There is a metropolitan bus route on the street in front of our house. In the morning rush hour, buses stop at the light two doors down from us every fifteen minutes or so, letting out a low-pitched whine as they brake. Before Hudson died, there were many occasions where I mistook this sound for her waking up—the slightest little moan from the next room as she roused from a long sleep. In the past, I would wait to see if I heard her again, and if not, I knew she was still asleep. This morning, I heard the sound and sat, waiting. Then, inexplicably, I heard what sounded like her feet beating on the mattress (she was prone to kicking the mattress as she was trying to fall asleep at night). For what seems like the millionth time in the last four weeks, I pondered whether this really could be just one long, very elaborate dream. I have had such elaborate, punishing dreams occasionally in the past—I always wake from them relieved, grateful to find I have only been dreaming, but also barely believing I have only been dreaming because the dreams are so realistic. This morning, my heart skipped a beat for just a second —could it be? — but then every detail of these terrible days came washing over me at once and I knew it had not been a dream. A few hours later, as Ed and I got ready to leave the house, I found myself, again inexplicably, checking her room just to make sure I wasn’t wrong about it being real and that I wasn’t about to walk out of the house and leave my child at home alone. She wasn’t there. I was imagining.

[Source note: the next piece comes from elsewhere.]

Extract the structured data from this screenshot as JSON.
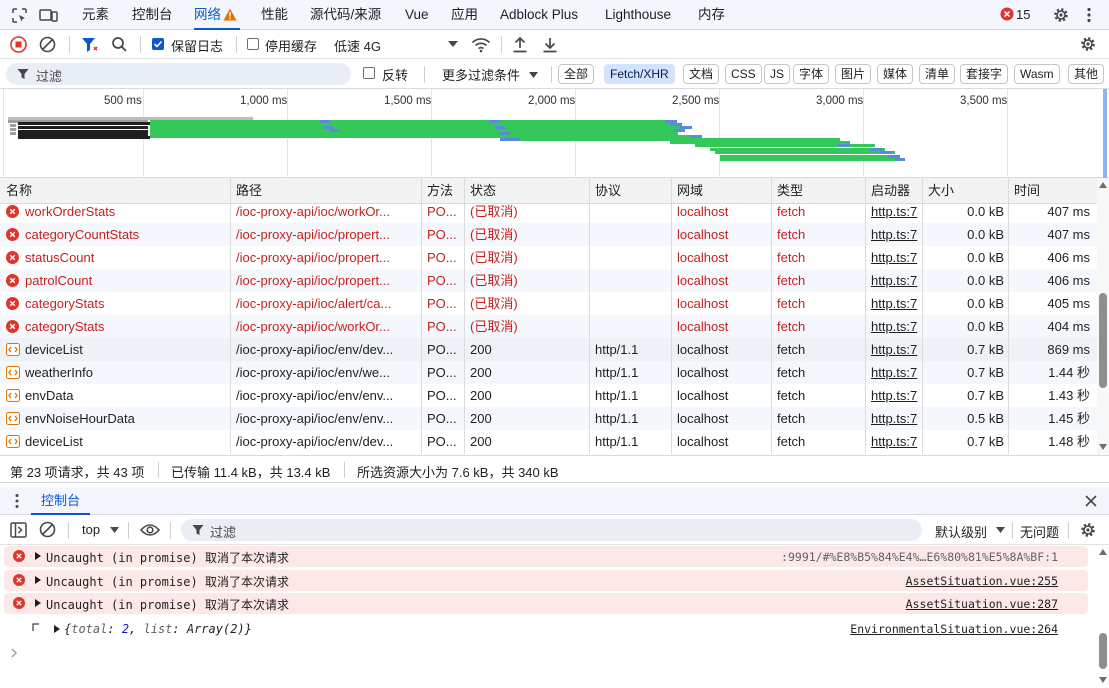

Joan Didion would call this “magical thinking.” After her husband died, she could not bring herself to part with all of his shoes because part of her was convinced that he would need them when he returned. Elisabeth Kubler-Ross would call it “denial”: you know the person is gone, but you just can’t fathom that reality. Ed and I have not even begun to think about doing anything with Hudson’s clothes or her room, nor do I imagine we will for any time to come. But again, inexplicably, for no reason and with no pattern, I have put some things “away,” meaning I have been putting them in her closet or in the basement. Other things I can’t bear to move. I remember when my mom died, I couldn’t bring myself to delete her number from my cell phone. It was as if I still thought I might need it and if I deleted it, I would delete her. It took until I got a new phone before I finally removed it from my contacts. So many of Hudson’s things are the same. Last night, I put “away” her toothbrush and toothpaste, but have not touched her bathtub or her bath toys. They sit on the floor of the bathroom and I look at them every time I am in there. Bath time was one of her favorite times of day—I can’t just put those things “away”—I guess part of me does imagine she might need them. In my purse, I have a small board-book copy of “Put Me in the Zoo,” which I always kept there for emergencies—waiting for food at a restaurant, waiting for the doctor at the pediatrician’s office, waiting in line at the grocery store—when she might get fidgety and need a distraction. It is well-used. It takes up a fair amount of space in my purse. But how can I put it “away”? What if I need it?
I don’t know how long this “magical thinking” will go on. Maybe it will go on forever. Maybe it will come and go. Maybe one day years from now when I am out and about with Hudson’s future siblings, I will look around for my oldest child and have to remember, again, that she is not there. That is a hard future to face. I can only imagine, really.